**Problem statement:** Please check every line of the listing for "glyph" and copy each line where it is found.

**Dataset:**
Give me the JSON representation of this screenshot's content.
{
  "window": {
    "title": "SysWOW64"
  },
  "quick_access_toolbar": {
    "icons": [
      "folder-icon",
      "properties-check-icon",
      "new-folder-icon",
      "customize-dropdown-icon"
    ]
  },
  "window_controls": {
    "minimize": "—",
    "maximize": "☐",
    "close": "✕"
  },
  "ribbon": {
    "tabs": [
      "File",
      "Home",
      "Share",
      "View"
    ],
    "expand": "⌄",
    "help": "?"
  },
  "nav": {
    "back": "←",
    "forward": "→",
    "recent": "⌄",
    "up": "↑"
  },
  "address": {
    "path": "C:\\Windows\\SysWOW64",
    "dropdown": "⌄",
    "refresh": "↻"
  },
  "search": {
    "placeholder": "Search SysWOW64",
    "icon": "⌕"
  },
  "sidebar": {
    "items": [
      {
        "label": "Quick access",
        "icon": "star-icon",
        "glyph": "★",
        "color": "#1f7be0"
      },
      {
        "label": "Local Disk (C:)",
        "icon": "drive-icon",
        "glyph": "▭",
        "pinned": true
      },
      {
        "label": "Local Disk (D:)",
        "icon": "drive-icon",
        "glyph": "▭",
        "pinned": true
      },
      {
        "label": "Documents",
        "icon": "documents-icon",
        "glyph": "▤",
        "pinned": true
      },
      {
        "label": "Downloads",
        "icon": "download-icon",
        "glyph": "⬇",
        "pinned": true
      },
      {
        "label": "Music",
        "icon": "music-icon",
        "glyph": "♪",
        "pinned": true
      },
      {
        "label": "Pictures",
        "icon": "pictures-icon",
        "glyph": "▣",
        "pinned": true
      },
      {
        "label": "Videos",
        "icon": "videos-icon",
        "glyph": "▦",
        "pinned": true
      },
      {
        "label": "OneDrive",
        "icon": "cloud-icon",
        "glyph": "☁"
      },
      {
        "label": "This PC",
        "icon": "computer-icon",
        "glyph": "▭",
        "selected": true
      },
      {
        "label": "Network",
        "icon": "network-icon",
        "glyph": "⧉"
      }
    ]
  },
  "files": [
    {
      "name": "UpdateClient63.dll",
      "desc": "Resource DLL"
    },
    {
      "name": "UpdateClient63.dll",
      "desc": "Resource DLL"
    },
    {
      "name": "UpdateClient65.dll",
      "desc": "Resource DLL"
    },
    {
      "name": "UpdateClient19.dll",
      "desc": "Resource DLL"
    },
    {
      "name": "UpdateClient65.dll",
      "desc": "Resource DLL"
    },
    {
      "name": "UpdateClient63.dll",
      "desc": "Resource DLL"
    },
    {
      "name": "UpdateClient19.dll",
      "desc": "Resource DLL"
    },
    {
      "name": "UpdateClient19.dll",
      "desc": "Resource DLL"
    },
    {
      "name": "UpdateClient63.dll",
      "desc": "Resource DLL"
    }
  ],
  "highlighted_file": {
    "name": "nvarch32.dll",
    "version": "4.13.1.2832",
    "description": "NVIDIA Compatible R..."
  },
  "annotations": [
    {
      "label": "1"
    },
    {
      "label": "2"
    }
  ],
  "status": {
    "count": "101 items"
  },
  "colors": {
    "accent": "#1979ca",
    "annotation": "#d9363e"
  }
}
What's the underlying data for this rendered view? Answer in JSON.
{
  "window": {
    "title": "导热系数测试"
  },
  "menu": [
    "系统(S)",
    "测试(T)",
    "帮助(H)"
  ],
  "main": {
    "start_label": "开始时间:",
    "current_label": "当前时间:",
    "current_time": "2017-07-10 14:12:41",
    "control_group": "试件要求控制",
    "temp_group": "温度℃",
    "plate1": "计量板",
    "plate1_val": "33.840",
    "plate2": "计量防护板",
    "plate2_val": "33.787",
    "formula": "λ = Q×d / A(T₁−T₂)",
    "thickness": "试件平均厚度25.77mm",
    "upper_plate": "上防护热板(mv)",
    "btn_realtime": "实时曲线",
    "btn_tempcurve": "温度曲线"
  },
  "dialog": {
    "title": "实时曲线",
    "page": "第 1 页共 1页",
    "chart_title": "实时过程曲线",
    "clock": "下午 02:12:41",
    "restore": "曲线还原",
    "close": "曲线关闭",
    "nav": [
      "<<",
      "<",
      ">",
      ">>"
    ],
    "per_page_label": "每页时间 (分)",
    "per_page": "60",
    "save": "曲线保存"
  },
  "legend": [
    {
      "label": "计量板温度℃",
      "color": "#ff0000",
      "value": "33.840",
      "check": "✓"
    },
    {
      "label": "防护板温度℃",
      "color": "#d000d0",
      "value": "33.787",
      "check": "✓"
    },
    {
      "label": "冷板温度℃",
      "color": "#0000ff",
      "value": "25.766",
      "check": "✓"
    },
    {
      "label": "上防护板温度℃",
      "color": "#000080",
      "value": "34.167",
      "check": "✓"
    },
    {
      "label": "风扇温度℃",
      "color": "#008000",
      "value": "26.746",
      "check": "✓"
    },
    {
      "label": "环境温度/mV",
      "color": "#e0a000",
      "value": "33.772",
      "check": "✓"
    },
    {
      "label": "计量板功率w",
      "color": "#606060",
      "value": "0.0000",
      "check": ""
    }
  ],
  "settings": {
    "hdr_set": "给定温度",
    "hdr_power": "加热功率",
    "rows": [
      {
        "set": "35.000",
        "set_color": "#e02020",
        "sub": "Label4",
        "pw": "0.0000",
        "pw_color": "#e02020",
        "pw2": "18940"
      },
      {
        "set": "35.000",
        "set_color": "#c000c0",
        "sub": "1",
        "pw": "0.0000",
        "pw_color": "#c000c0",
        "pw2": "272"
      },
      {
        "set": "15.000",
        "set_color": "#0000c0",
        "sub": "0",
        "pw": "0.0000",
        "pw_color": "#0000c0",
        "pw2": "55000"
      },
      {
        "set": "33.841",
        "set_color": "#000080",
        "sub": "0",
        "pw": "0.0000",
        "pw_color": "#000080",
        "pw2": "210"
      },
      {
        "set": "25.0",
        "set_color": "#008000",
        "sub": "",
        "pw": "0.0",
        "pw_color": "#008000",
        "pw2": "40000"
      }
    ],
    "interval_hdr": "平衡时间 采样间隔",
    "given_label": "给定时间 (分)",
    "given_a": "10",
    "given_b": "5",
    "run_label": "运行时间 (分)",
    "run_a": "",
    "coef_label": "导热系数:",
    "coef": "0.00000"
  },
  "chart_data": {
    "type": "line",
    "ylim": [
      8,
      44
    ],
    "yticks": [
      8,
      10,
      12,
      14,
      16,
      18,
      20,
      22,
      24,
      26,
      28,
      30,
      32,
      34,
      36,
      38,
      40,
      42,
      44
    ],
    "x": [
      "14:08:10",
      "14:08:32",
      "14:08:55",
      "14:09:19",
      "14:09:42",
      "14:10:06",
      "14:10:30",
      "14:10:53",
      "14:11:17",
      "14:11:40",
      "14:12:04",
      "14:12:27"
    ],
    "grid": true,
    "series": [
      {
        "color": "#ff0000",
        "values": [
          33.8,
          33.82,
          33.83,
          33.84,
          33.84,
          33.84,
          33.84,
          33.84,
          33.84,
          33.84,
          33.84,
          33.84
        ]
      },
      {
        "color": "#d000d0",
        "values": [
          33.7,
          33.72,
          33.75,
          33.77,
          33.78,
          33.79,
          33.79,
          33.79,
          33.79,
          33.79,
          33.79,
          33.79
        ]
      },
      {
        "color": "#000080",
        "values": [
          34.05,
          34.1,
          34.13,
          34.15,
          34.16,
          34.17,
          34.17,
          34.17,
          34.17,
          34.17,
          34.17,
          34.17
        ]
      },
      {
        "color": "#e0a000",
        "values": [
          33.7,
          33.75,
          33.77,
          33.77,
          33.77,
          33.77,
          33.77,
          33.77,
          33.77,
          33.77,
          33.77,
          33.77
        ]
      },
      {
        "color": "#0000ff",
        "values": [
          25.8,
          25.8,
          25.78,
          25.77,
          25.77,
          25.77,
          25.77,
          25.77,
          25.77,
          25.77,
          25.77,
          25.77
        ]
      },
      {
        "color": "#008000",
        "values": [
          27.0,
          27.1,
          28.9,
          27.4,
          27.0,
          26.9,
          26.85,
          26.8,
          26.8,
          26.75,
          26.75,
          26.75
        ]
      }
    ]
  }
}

**Written response:**
        "glyph": "★",
        "glyph": "▭",
        "glyph": "▭",
        "glyph": "▤",
        "glyph": "⬇",
        "glyph": "♪",
        "glyph": "▣",
        "glyph": "▦",
        "glyph": "☁"
        "glyph": "▭",
        "glyph": "⧉"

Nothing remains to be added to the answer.